They are learning the college game and developing at one of the nation’s top hockey programs. And for a couple of native Minnesotans, playing for the State of Hockey’s top amateur team is thrill and a privilege in itself.
“I’ve been going to games my entire life, so now that I am playing there it’s pretty cool,” Cammarata said this week at Islanders Mini Camp. “A lot of guys dream about this stuff and it has kind of come true.”
Cammarata’s limited stature, 5’7, 156 lbs., didn’t disrupt his offensive production, as he scored 27 points (10G, 17A) in 39 games. The Minneapolis native also showcased himself on the biggest stage, potting a goal in the National Championship game against Union College.
“He is able to create offense even when it looks like the play is dead,” Bischoff said of Cammarata. “He’s a special player like that. He’s really fun to watch.”
Although the Gophers had a solid year, the transition to college hockey didn’t come without its challenges for either player.
The college competition is bigger, stronger and faster and the talent pool is a lot deeper, according to Bischoff.
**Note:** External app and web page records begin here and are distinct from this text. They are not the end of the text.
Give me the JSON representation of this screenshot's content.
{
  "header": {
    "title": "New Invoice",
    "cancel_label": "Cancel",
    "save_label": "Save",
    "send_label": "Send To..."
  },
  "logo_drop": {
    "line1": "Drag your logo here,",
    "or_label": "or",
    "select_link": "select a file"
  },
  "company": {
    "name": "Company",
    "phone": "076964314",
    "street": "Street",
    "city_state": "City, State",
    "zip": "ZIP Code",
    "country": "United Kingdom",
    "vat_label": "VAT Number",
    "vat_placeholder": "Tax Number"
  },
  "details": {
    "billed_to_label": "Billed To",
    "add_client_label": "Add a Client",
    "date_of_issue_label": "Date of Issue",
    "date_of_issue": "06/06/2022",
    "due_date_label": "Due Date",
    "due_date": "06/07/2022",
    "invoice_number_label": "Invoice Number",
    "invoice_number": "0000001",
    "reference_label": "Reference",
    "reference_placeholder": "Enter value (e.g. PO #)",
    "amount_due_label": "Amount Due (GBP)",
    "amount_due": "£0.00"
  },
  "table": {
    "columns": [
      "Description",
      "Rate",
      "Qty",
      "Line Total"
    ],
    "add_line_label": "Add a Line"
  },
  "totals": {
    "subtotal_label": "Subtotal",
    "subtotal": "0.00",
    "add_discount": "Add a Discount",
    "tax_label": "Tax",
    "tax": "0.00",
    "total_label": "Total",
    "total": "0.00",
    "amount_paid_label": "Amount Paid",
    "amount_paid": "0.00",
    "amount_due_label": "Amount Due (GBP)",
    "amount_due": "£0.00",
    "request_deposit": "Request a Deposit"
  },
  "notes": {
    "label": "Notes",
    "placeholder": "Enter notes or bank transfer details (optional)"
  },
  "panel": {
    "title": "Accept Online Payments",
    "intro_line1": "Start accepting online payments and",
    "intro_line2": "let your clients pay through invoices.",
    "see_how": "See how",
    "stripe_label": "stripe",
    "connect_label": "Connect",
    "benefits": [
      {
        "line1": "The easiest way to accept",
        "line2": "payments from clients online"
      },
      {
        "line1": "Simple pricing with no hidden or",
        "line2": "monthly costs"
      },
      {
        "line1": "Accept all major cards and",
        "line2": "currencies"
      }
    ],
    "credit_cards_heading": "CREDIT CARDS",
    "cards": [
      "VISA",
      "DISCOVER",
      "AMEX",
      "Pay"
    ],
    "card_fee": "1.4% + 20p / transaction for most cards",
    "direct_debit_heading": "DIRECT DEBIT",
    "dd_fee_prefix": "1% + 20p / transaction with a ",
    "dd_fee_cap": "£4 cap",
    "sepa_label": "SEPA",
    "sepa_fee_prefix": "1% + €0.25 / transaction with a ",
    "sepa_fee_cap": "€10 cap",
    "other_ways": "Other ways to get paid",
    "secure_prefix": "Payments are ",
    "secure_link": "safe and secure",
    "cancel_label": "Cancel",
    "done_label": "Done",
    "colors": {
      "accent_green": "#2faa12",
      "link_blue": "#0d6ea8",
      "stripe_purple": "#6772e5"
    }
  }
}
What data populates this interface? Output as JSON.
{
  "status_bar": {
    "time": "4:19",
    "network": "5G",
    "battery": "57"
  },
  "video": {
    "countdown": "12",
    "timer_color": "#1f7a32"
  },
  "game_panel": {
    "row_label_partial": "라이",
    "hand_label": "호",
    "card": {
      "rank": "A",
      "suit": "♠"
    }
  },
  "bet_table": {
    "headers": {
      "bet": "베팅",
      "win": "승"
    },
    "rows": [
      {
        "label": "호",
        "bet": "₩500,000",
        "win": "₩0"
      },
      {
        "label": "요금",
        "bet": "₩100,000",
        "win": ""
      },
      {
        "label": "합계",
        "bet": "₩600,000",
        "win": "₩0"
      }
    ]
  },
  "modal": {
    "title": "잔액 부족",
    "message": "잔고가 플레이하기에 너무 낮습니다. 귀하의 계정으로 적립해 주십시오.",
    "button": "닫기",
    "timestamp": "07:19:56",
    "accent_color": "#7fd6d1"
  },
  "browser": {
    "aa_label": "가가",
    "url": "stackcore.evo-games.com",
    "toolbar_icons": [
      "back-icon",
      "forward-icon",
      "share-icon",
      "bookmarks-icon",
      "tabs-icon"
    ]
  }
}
He noted that in high school, there are usually one or two standout players per team, but in college, “everyone knows how to play.”
“You go from being one of the top guns on your team to fighting to play every night,” Bischoff said. “It was a change for me, but I really enjoyed it.”
Bischoff scored seven points (three goals, four assists) in 28 games on the blue line. He played a different role in college than he was accustomed to, but knows that he can earn ice time and more offensive opportunities with experience, hard work and steady development.
“We have a really good defensive coach – Mike Guentzel – and I think he taught me a lot,” Bischoff said. “Things like how to use my stick, how to play the body, how to do things in my own end. That really helped me a lot.”
Unlike international and junior prospects, college athletes don’t attend NHL training camp in September. Both players have relished mini camp for the chance to work under the watchful eyes of the Islanders coaches, while also measuring themselves against the prospect pool.
“The camp has been a blast,” Bischoff said. “They set us up really well here with the hotel and meals.
As mini camp closed this weekend, the duo packed up their maroon and gold Gophers bags, confident in what they showed Islanders management and coaches and eager to attack their sophomore seasons.